Blockchain for Banking News

IMF doesn’t plan to build X-C platform for tokenized cross border payments

tobias adrian imf

A year ago, the International Monetary Fund (IMF) published its paper outlining its X-C vision of a multilateral platform for cross border payments power by smart contracts. It has some similarities with the BIS Unified Ledger yet is quite distinctive. Yesterday the IMF paper’s lead author Tobias Adrian, gave a speech at the Atlantic Council CBDC conference, clarifying that the IMF wouldn’t build the X-C platform. 

“The fund is not a very operational institution. It’s more about governance,” said Mr. Adrian. “So when I talk about platforms, this is really policy development. But it’s up to our membership and the private sector to actually build such things. The BIS Innovation Hub plays an important role in working on the technology side to build some versions of those platforms.”

Mr. Adrian’s views are noteworthy because two of the key thought leaders on tokenization in the public sector are Mr. Adrian at the IMF and the BIS Head of Research, Hyun Song Shin. Mr. Shin is one of the architects of the Unified Ledger. The two have previously jointly written several papers on other topics.

One novelty of the X-C platform is its design proposes a lower barrier to entry to central banks. Rather than supporting central bank digital currencies (CBDCs), it proposes Certificates of Escrow backed one-to-one by central bank reserves. These are limited to use on the X-C platform and can only be exchanged for central bank reserves.

Last year’s paper avoided referring to tokenization.
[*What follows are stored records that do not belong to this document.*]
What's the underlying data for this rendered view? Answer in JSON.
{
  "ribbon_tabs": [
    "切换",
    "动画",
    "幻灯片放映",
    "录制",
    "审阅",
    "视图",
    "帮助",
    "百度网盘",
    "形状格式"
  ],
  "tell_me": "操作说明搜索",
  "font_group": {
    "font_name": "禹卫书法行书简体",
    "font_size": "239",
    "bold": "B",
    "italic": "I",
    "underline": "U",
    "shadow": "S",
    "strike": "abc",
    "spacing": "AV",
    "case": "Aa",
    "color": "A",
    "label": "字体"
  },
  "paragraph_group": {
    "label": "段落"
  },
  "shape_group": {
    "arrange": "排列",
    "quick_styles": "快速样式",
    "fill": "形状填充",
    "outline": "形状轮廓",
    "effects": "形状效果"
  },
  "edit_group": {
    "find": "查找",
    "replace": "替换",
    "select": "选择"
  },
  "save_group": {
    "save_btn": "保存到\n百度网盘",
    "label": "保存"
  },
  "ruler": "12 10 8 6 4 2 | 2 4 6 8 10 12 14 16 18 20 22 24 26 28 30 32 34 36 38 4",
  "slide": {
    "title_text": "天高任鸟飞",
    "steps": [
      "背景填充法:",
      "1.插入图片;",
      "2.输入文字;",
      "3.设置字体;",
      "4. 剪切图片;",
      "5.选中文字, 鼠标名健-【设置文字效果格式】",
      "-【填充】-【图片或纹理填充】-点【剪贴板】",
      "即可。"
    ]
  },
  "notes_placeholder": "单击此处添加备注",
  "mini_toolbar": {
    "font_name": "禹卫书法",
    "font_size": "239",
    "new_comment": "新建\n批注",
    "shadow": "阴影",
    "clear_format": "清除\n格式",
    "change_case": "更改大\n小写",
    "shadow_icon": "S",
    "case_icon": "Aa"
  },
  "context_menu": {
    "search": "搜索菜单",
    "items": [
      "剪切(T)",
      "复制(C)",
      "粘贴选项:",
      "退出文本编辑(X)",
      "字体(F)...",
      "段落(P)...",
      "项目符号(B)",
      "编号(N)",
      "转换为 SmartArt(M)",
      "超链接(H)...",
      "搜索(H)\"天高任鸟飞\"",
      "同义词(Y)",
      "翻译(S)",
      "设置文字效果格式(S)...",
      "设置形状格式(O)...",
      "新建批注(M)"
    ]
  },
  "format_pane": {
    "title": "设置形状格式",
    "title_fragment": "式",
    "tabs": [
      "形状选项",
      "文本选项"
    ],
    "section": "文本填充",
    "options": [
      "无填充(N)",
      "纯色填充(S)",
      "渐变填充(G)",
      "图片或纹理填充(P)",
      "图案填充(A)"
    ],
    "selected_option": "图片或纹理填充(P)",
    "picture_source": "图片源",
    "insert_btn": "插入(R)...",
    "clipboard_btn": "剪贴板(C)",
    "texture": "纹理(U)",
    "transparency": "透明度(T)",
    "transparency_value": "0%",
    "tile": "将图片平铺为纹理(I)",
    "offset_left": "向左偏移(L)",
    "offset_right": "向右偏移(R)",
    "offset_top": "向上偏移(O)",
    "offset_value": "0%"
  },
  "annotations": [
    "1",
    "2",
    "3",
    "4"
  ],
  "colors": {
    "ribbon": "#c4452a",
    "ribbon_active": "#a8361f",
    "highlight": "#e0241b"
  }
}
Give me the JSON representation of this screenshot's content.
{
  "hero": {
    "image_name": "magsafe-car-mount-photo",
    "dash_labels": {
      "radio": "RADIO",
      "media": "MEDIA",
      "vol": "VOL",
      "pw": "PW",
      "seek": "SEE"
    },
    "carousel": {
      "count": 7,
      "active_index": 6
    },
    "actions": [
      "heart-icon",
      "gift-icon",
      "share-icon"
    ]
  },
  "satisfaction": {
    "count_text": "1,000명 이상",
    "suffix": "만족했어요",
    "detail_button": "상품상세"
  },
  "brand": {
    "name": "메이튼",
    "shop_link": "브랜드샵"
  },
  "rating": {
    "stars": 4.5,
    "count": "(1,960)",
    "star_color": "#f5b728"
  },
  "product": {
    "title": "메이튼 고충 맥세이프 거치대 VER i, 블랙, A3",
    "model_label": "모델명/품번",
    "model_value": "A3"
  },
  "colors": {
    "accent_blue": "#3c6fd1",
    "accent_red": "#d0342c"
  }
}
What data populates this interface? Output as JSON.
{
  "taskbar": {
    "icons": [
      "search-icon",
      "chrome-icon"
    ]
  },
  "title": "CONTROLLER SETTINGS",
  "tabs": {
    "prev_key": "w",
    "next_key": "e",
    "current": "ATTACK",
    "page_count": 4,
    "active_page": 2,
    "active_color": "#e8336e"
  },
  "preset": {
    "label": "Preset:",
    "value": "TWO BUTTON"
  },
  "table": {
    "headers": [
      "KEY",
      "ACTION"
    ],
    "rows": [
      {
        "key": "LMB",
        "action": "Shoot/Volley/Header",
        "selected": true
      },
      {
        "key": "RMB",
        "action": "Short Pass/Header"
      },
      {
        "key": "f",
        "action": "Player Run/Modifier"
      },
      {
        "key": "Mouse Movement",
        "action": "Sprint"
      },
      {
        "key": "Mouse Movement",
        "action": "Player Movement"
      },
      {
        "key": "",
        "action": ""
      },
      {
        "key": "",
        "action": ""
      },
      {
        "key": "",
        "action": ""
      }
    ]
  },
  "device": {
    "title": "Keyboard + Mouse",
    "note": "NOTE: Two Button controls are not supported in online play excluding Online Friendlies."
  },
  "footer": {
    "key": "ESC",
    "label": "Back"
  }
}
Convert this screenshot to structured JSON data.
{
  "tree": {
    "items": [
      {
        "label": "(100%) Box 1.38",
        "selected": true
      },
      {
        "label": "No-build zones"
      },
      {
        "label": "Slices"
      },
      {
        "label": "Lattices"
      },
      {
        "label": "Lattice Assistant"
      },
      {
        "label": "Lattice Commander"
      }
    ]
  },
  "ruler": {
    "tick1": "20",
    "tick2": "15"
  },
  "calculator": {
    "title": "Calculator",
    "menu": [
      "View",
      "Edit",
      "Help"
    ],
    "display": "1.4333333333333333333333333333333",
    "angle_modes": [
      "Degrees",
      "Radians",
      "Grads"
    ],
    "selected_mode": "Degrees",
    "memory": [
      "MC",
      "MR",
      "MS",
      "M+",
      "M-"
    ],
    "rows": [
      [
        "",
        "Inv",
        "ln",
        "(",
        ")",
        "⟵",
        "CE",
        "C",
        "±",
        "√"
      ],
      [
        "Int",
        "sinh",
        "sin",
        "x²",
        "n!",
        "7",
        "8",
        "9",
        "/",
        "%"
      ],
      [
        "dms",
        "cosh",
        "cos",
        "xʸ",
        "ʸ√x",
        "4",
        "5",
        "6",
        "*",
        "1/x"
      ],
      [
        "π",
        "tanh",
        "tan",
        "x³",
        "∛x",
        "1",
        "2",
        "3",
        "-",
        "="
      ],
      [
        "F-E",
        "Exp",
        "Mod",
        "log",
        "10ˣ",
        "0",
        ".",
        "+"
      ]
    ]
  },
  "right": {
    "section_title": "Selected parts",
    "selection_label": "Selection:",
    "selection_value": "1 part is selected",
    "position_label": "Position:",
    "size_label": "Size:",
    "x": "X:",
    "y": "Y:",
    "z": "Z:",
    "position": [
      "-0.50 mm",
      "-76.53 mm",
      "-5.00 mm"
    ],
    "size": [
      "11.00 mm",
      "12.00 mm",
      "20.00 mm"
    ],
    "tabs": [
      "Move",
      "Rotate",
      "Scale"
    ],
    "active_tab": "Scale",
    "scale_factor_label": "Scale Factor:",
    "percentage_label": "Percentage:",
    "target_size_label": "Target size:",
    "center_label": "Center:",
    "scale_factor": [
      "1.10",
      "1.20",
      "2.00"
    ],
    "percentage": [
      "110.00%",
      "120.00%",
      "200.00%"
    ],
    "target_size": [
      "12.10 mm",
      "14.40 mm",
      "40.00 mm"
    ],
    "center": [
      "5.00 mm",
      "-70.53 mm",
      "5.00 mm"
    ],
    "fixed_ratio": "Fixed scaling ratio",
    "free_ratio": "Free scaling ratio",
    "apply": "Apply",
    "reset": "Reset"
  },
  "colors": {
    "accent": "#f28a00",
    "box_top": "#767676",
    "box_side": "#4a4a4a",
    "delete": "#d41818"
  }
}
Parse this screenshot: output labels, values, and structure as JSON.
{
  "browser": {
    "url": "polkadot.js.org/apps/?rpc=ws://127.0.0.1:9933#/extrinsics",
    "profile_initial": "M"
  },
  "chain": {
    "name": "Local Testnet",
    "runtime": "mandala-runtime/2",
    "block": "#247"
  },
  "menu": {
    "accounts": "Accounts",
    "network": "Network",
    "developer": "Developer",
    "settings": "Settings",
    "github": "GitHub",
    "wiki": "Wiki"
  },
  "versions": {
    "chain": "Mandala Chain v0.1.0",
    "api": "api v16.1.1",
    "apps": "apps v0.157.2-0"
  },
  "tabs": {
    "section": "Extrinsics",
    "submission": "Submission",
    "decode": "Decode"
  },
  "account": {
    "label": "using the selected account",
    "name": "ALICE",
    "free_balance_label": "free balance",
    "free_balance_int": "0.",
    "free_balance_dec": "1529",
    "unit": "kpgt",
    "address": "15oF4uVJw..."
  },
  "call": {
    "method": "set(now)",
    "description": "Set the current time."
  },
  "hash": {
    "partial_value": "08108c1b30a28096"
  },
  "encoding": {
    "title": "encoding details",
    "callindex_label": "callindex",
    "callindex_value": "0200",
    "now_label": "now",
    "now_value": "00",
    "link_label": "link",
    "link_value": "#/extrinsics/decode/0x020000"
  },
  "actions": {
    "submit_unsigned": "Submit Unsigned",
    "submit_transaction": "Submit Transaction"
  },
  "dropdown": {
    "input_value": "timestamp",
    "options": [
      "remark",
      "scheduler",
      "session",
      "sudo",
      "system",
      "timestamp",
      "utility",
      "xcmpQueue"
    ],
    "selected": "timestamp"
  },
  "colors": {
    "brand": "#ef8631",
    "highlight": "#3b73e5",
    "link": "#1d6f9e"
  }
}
But Mr. Adrian was not reluctant yesterday. 

“The goal of the Fund and other international financial institutions is to really use those technologies for policy purposes. ie. employ all the greatness of encryption and programmability and tokenization in order to achieve policy objectives. That is where the interesting work is going on at the moment,” he said. 

A range of cross border payment solutions

Mr. Adrian doesn’t envision X-C as the only cross border payment solution. In the short term, the interlinking of faster payment systems via a central hub (BIS Project Nexus) is achievable and useful. 

He believes there will be various approaches and each country will make different choices. “The incentive of participating in platforms is the network effect,” said Mr. Adrian. “The more countries, the more institutions that participate, the higher the efficiency that can be achieved. And that’s a very powerful economic force.”

Key drivers behind CBDCs

When asked about different motivations for CBDC, he highligted three. Firstly, he noted that it’s no accident that three of the four live CBDC solutions are in the Caribbean (Eastern CaribbeanJamaicaBahamas). The disruption because of hurricanes makes the physical distribution of cash tricky.

A second driver is the disappearance of cash. An alternative to retail CBDC is tokenized deposits. To support this path, central banks could provide a wholesale CBDC to enable interbank settlement.

“I don’t think we will necessarily see retail CBDCs everywhere, but we may see more motivation for wholesale CBDC perhaps combined with tokenization of deposits,” said Mr. Adrian. However, he noted that legislation may not support tokenized deposits in some countries.

The third CBDC driver mentioned was financial inclusion in emerging economies. 

Meanwhile, earlier this month the IMF released the latest iteration of its CBDC Handbook.

Image Copyright: Atlantic Council